'Yes, there's a bitterness,' says Stephen. '110% there's a bitterness.'

So, Stephen and George decided to take action. Friends since the age of 14, when they bonded over a mutual love of 80s disco tunes, they had both studied acting and knew this was the career they wanted. If they couldn't get a decent job, let alone a decent break, they'd just have to do it themselves. They filled the long days of unemployment by writing a sitcom and awarded themselves the starring roles.

The result is Weegies, a comedy about two drama graduates in Glasgow struggling to stay hopeful. There are no jobs and all they have at home is daytime TV and a nagging mum. How do you keep your dream alive when everyone is pressuring you to conform? The main characters may be called Stephen and George but the show is not strictly autobiographical. They share the same names and background but some of the absurd situations the characters get into are mercifully fictional.

But how was it done? How could these two young men write and create an entire sitcom when they had no money or expertise? They laugh and say much of it was down to luck and just being a bit cheeky. 'Through a mutual friend we got in touch with Graeme Watt who has his own amateur production company, 8 Acre Films,' says Stephen. 'He had the technical knowledge and the equipment. We just sent him the script and then we phoned him and he said he was interested. There was a lot in it for him as it's his company who get their name on it and he's directing it. That meant he was willing to come on board for no fee.' Stephen admits that Graeme also just happened to have a week off work, so was able to give them his time.

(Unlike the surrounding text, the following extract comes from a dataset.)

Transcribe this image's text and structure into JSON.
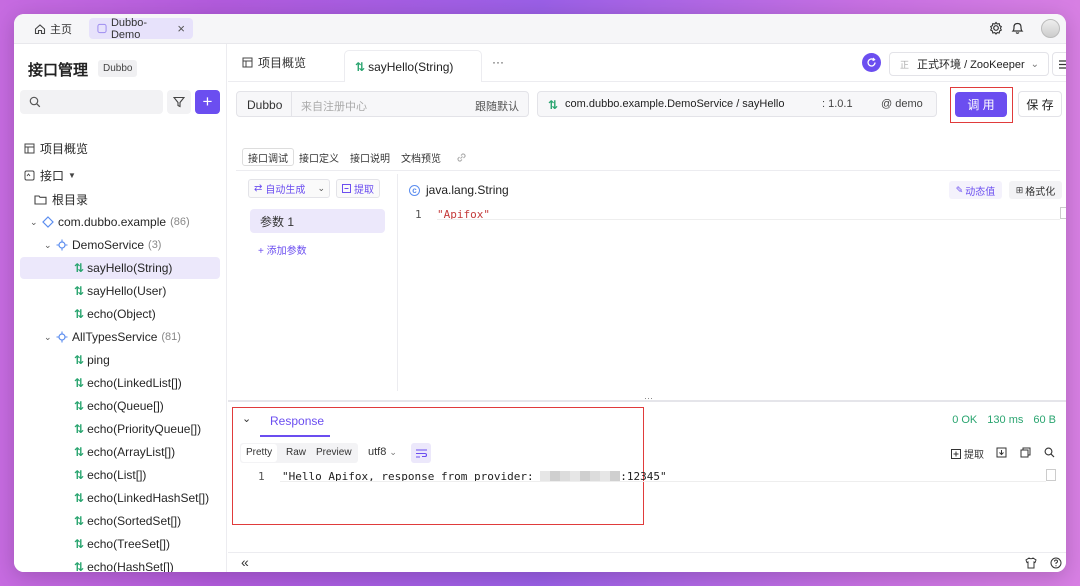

Weegies was filmed in that one precious week, without a single penny, and the other actors and extras were friends from their local theatre in Bishopbriggs, The Fort.

So people gave their time, expertise and equipment but, without money to hire locations, how did they find somewhere to film? This is where the Glasgow reputation for being 'gallus' comes into it. George said 'I'd just walk into a pub and say 'Look, this is how it is. We need somewhere to film. Can you help us out?' And people would just say 'aye, batter in!' The generosity of people in Glasgow has been fantastic.'

With kindness, talent - and being a bit gallus - they've managed to create a sitcom of nine episodes, the first of which is being screened next week at the ABC in the hope that it'll spread the word about their project, and maybe even attract the attention of a TV channel. They're optimistic but they've seen too much of the grim side of life to think fortune comes easily. 'If it doesn't work,' says Stephen 'then I'll gladly sit at that 9-5 desk - but you have to try!'

The pilot episode of Weegies is being shown at the ABC, Sauchiehall Street, on the 15th July